● **Requirement**
The answer should consist of each line from the data below that includes "属性列表".
Data provided: Begin
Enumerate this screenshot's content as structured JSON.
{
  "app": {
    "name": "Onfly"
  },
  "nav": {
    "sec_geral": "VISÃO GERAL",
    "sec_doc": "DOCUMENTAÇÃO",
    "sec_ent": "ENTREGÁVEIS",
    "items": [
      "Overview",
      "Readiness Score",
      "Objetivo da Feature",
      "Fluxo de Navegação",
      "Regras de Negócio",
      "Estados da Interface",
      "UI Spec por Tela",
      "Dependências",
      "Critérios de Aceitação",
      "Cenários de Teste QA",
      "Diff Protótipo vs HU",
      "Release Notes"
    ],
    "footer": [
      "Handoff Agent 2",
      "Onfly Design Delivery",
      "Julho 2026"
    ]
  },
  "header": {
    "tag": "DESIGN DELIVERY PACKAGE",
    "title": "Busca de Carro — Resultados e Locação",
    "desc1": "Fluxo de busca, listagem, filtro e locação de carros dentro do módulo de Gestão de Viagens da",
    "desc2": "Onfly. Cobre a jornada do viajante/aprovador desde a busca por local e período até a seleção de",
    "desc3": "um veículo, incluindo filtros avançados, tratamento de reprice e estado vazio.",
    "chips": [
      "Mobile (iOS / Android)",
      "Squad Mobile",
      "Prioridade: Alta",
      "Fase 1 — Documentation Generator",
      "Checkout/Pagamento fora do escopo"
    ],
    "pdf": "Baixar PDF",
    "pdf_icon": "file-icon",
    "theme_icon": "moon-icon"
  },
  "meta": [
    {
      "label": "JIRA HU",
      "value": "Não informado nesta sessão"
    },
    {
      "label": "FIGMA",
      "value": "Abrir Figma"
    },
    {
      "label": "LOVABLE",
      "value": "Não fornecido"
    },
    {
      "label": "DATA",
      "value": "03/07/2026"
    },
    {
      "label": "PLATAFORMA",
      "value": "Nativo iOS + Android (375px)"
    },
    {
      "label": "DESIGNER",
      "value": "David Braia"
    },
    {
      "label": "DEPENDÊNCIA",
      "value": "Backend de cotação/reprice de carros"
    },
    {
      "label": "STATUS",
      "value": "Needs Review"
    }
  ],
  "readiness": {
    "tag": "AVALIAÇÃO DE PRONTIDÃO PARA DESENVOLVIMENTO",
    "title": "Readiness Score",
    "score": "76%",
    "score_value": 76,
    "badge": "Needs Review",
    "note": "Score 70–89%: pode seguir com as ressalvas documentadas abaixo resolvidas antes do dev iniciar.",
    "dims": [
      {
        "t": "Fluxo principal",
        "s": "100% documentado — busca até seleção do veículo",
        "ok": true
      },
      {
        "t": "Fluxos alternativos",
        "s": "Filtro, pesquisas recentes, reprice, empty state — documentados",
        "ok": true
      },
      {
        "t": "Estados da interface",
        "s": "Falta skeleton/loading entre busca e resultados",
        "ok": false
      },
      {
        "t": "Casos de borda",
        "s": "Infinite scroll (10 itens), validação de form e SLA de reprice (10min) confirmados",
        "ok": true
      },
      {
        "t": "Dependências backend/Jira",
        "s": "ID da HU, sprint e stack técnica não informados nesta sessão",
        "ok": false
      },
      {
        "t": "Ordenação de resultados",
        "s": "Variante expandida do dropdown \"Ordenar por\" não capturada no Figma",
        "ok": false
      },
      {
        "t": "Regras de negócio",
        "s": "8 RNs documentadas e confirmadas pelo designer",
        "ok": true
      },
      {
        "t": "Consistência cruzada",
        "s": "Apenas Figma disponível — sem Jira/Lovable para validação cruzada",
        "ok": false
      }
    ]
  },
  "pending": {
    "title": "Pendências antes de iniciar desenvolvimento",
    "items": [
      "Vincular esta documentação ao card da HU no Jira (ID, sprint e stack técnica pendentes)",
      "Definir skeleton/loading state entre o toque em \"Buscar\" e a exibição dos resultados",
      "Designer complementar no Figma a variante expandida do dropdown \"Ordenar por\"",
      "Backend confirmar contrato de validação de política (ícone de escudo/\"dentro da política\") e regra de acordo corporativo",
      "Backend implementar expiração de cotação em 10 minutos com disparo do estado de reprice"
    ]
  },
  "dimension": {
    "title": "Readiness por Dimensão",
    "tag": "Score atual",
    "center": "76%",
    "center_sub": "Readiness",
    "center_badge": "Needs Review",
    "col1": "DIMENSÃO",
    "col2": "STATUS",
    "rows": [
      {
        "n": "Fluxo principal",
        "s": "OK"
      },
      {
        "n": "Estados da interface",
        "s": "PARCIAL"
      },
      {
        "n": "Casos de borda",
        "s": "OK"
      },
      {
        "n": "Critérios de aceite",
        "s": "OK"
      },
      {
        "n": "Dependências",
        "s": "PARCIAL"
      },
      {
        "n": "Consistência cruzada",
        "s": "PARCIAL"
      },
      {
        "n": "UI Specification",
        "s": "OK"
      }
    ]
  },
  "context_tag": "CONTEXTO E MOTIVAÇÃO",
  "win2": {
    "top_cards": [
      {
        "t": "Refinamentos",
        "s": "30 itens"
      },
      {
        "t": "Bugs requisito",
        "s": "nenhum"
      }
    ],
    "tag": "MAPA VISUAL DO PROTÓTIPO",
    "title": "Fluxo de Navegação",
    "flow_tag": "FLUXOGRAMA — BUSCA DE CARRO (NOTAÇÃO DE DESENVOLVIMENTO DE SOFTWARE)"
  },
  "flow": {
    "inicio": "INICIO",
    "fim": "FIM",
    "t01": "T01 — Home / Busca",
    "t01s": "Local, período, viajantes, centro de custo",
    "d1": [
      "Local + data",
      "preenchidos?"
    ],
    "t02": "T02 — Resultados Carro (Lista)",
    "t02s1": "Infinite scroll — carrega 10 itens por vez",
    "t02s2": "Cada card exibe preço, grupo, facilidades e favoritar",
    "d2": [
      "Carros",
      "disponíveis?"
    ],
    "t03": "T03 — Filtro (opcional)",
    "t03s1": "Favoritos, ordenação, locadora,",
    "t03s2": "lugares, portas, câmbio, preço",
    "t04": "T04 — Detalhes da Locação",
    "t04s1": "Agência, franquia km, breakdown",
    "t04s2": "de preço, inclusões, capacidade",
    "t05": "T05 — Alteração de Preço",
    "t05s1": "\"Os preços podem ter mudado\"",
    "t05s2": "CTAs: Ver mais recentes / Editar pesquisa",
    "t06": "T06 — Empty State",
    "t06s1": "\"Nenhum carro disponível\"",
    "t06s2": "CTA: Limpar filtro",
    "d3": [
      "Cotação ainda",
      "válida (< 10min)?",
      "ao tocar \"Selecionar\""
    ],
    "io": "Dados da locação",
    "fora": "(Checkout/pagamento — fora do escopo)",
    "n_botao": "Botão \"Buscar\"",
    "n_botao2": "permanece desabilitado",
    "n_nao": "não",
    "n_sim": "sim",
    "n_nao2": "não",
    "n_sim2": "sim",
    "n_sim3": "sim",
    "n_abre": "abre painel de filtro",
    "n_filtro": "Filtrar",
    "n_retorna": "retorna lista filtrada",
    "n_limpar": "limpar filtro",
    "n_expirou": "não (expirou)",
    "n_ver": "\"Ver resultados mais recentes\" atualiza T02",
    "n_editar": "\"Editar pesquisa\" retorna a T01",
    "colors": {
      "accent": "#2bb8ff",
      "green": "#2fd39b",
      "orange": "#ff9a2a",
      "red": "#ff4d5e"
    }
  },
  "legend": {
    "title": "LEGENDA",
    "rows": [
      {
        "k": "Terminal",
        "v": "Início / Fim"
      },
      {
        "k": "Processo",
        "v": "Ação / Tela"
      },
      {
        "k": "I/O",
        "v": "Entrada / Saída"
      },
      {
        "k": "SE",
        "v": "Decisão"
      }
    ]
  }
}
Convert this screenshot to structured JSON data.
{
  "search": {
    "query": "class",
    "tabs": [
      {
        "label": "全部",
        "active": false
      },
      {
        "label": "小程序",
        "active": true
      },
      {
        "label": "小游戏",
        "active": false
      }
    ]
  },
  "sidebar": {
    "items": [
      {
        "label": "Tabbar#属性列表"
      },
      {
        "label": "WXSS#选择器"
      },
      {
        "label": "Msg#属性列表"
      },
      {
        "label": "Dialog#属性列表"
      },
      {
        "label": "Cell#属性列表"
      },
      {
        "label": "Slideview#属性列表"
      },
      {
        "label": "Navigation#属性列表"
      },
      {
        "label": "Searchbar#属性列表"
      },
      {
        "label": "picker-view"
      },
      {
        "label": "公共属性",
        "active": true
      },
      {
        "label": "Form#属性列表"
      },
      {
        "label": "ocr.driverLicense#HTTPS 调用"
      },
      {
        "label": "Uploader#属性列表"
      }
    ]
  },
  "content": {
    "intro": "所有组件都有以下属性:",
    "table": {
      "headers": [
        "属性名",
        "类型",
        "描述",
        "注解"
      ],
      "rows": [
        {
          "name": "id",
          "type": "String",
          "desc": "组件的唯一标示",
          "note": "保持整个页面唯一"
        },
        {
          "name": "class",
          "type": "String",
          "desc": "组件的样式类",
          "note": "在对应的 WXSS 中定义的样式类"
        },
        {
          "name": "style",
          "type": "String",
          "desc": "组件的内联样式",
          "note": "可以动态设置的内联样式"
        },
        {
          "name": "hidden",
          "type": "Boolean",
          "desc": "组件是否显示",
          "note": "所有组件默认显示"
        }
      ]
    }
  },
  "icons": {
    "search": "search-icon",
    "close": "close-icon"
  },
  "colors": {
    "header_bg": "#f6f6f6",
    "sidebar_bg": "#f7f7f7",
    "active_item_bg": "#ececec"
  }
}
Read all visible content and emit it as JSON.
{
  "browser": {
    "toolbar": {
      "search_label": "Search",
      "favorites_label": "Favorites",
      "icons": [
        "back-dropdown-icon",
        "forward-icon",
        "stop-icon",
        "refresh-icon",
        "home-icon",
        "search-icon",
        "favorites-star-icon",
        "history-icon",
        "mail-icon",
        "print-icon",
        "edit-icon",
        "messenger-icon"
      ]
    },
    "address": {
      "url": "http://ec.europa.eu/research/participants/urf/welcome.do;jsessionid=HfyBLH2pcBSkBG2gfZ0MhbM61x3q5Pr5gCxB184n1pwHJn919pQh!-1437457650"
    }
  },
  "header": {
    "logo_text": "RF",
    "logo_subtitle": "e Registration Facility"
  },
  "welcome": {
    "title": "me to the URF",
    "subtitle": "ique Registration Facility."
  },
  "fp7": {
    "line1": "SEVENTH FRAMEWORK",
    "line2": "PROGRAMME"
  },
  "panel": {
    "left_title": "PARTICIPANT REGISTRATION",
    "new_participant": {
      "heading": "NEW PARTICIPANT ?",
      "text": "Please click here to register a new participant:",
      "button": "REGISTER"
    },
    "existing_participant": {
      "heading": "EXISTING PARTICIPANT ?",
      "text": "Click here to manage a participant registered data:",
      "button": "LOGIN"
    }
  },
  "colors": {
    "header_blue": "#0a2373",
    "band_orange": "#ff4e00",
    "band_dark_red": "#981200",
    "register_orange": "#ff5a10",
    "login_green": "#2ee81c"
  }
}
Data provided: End
● **Solution**
        "label": "Tabbar#属性列表"
        "label": "Msg#属性列表"
        "label": "Dialog#属性列表"
        "label": "Cell#属性列表"
        "label": "Slideview#属性列表"
        "label": "Navigation#属性列表"
        "label": "Searchbar#属性列表"
        "label": "Form#属性列表"
        "label": "Uploader#属性列表"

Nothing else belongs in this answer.